“Carpal Tunnel” – Tristan Scroggins
One can find many a recording of “Carpal Tunnel” from across the years, but mandolinist Tristan Scroggins, in his mid-twenties, pointedly places this track in the present, delivering the lament in stark a capella accompanied only by body percussion. He deftly ties the lyric to embodiment and agency and reminds all of us – especially in an age governed by devices causing carpal tunnel writ large – we’re all merely one injury away from bankruptcy. Musicians know this fear intimately, as many a livelihood has been threatened by tendonitis and carpal tunnel.
“Tear Down the Fences” – Ola Belle Reed
A perfect encapsulation of solidarity across our differences – differences constructed by the ruling class to keep us quibbling amongst ourselves while they amass their wealth. This sort of community awareness often feels like a pure byproduct of the internet’s version of globalization, but even a woman banjo player from a tiny town in rural Western North Carolina understood that “all we have is each other,” way back before the worldwide web. It feels obvious to state. It shouldn’t seem remarkable, except that we’ve accepted the narrative that such compassion and ideas couldn’t possibly be born from rural spaces or the South.
“Blue Collar Blues” – Joe Mullins & the Radio Ramblers
From the shop steward of Industrial Strength Bluegrass himself, Joe Mullins, a classic working-man-blues-style bluegrass number about that paycheck to paycheck life. An all-too-common reality for so many pickers! Though that might be more accurately described as blueGRASS collar blues.
“Dark as a Dungeon” – The Country Gentlemen
Bluegrass mining songs are just as iconic in the bluegrass songbook as train songs, cheatin’ songs, murder ballads, and singing about moonshine. This version of “Dark as a Dungeon” by the Country Gentlemen is one of the best examples of the form – many of which made it onto our full playlist.
There are so many more bluegrass, old-time, string band, folk, and Americana songs for striking. Check out our full playlist below and let us know: What is your favorite pro-worker roots song?

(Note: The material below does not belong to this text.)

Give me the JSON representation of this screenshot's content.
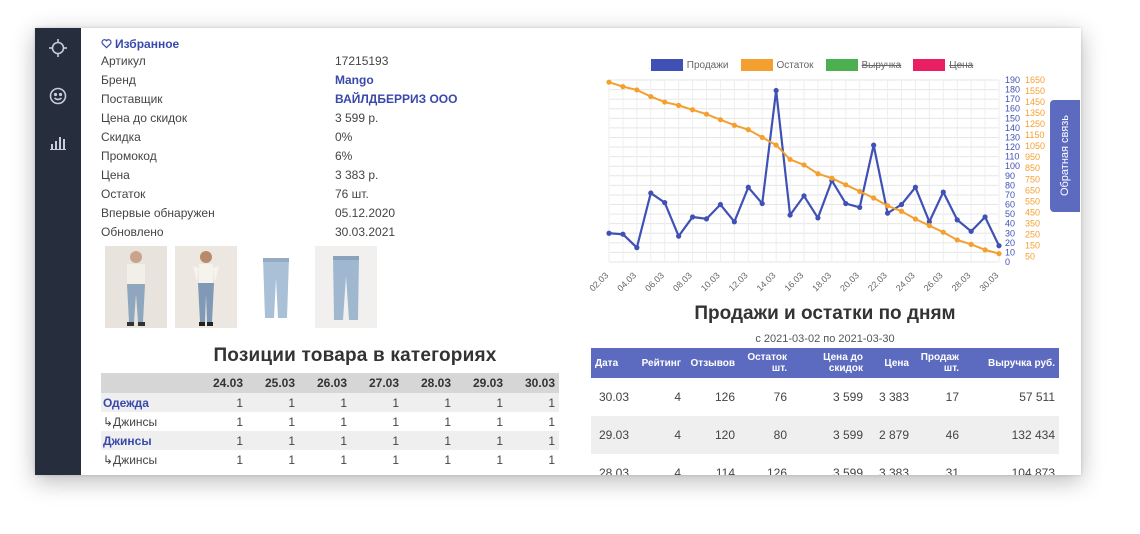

Playlist selections by Justin Hiltner, Shelby Williamson, Jon Weisberger, and Amy Reitnouer Jacobs.
Photo Credit: By John Vachon in 1938. “Untitled photo, possibly related to picket line at the King Farm strike. Near Morrisville, Pennsylvania.” Courtesy of the Library of Congress.